“Anyone who has ever worked with him, for him, or even raced against him knows that nothing gets by Roger,” says Will Power, the longest tenured of Penske’s three drivers. “You don’t accomplish what he’s accomplished by letting things fall through the cracks.”
What Penske really wants to keep from slipping through those cracks are the people who, like him, have been coming to the Speedway their entire lives, some for multiple generations. That starts with updating the toilets. But it continues by making sure that the most hallowed ground of their sports lives remains a constant part of those lives.
When last year’s 500 was pushed out of May, Penske made sure the racetrack stayed a focal point of civic activity. It hosted high school and college graduations throughout spring and summer. A facility that could hold a dozen NFL stadiums in its infield provides more than enough room for social distancing.
When 24-year-old Indianapolis police officer Breann Leath was gunned down in April 2020, her funeral was the first ever hosted by IMS, with so many fellow officers arriving to give their respects that their police cars lined the entire 2.5-mile rectangular racing surface. The Speedway has also hosted thousands of people in need during the pandemic, first with drive-through testing and now with drive-through vaccinations.
“We have vaccinated more than 90,000 people, right here in Gasoline Alley and on pit road,” Penske said proudly on Friday morning. “If you want to get vaccinated today, I can take you there. We’re doing them all weekend. The race wasn’t going to stop that.”

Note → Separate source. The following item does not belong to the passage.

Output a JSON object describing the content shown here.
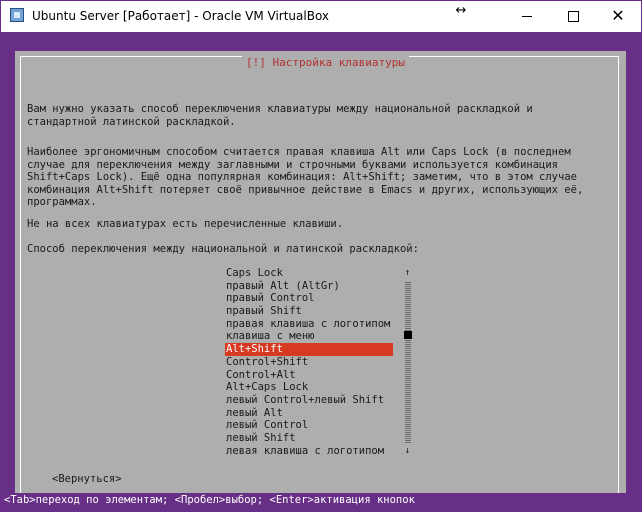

Penske loved to roll large numbers of numbers: 90,000 vaccinations, 235,000 seats (his employees swear he counted them himself), 135,000 tickets sold this May, but also 60,000 ticket credits already applied to next May. He even knows that Indianapolis Motor Speedway Productions, the in-house TV production company, has 150 cameras pointed at the racetrack.
Every number The Captain rattles off is part of a larger math problem to which there is likely never to be a final sum. It’s all moving too fast for that. The numbers never stop adding up. Kind of like his step total as he perpetually paces around the 560-acre racetrack he now owns.
“As racers, patience isn’t really something we’re very good at,” Penske says less than 48 hours from the green flag of his first “real” Indianapolis 500. “But a lot of people have shown a lot of patience as we have worked toward this goal of this race on Sunday. Then, as soon that happens, we’ll move the goal and start after it again.”
One step at a time.